# Recorded data
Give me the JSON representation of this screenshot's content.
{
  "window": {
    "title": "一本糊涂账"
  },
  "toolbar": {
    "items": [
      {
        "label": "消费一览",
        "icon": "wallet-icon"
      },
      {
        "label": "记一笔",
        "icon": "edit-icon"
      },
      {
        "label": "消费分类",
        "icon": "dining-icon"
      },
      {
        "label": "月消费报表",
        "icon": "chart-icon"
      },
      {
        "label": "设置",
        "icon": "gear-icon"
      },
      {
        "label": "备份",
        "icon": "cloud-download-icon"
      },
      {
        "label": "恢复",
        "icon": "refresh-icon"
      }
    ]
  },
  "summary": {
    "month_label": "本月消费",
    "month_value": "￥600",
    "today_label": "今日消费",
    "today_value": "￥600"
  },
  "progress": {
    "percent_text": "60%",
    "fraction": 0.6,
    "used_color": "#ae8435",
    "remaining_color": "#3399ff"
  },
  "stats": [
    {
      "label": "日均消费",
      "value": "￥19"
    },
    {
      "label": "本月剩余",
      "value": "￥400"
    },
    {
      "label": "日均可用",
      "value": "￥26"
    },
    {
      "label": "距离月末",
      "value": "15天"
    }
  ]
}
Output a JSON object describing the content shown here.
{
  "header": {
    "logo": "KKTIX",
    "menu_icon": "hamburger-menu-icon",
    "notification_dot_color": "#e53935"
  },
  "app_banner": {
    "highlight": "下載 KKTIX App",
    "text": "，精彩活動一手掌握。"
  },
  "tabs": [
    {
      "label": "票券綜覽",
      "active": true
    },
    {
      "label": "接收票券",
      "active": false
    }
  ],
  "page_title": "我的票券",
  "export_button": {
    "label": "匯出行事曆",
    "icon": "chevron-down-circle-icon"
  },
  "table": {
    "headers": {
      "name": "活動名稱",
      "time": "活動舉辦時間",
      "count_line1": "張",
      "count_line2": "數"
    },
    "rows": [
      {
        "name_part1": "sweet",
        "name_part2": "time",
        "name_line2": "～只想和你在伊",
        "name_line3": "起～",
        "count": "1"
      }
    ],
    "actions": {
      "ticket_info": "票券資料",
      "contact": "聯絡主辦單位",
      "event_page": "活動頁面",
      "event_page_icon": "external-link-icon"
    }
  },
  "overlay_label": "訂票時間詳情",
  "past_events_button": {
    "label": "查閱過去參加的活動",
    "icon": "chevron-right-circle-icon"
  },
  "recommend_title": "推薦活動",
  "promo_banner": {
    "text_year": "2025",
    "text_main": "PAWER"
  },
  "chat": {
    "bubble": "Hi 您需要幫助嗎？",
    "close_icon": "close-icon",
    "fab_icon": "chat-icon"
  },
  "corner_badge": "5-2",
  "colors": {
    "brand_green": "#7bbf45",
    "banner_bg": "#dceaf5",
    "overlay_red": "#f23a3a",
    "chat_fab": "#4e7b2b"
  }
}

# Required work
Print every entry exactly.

# Task output
Give me the JSON representation of this screenshot's content.
{
  "window": {
    "title": "一本糊涂账"
  },
  "toolbar": {
    "items": [
      {
        "label": "消费一览",
        "icon": "wallet-icon"
      },
      {
        "label": "记一笔",
        "icon": "edit-icon"
      },
      {
        "label": "消费分类",
        "icon": "dining-icon"
      },
      {
        "label": "月消费报表",
        "icon": "chart-icon"
      },
      {
        "label": "设置",
        "icon": "gear-icon"
      },
      {
        "label": "备份",
        "icon": "cloud-download-icon"
      },
      {
        "label": "恢复",
        "icon": "refresh-icon"
      }
    ]
  },
  "summary": {
    "month_label": "本月消费",
    "month_value": "￥600",
    "today_label": "今日消费",
    "today_value": "￥600"
  },
  "progress": {
    "percent_text": "60%",
    "fraction": 0.6,
    "used_color": "#ae8435",
    "remaining_color": "#3399ff"
  },
  "stats": [
    {
      "label": "日均消费",
      "value": "￥19"
    },
    {
      "label": "本月剩余",
      "value": "￥400"
    },
    {
      "label": "日均可用",
      "value": "￥26"
    },
    {
      "label": "距离月末",
      "value": "15天"
    }
  ]
}
Output a JSON object describing the content shown here.
{
  "header": {
    "logo": "KKTIX",
    "menu_icon": "hamburger-menu-icon",
    "notification_dot_color": "#e53935"
  },
  "app_banner": {
    "highlight": "下載 KKTIX App",
    "text": "，精彩活動一手掌握。"
  },
  "tabs": [
    {
      "label": "票券綜覽",
      "active": true
    },
    {
      "label": "接收票券",
      "active": false
    }
  ],
  "page_title": "我的票券",
  "export_button": {
    "label": "匯出行事曆",
    "icon": "chevron-down-circle-icon"
  },
  "table": {
    "headers": {
      "name": "活動名稱",
      "time": "活動舉辦時間",
      "count_line1": "張",
      "count_line2": "數"
    },
    "rows": [
      {
        "name_part1": "sweet",
        "name_part2": "time",
        "name_line2": "～只想和你在伊",
        "name_line3": "起～",
        "count": "1"
      }
    ],
    "actions": {
      "ticket_info": "票券資料",
      "contact": "聯絡主辦單位",
      "event_page": "活動頁面",
      "event_page_icon": "external-link-icon"
    }
  },
  "overlay_label": "訂票時間詳情",
  "past_events_button": {
    "label": "查閱過去參加的活動",
    "icon": "chevron-right-circle-icon"
  },
  "recommend_title": "推薦活動",
  "promo_banner": {
    "text_year": "2025",
    "text_main": "PAWER"
  },
  "chat": {
    "bubble": "Hi 您需要幫助嗎？",
    "close_icon": "close-icon",
    "fab_icon": "chat-icon"
  },
  "corner_badge": "5-2",
  "colors": {
    "brand_green": "#7bbf45",
    "banner_bg": "#dceaf5",
    "overlay_red": "#f23a3a",
    "chat_fab": "#4e7b2b"
  }
}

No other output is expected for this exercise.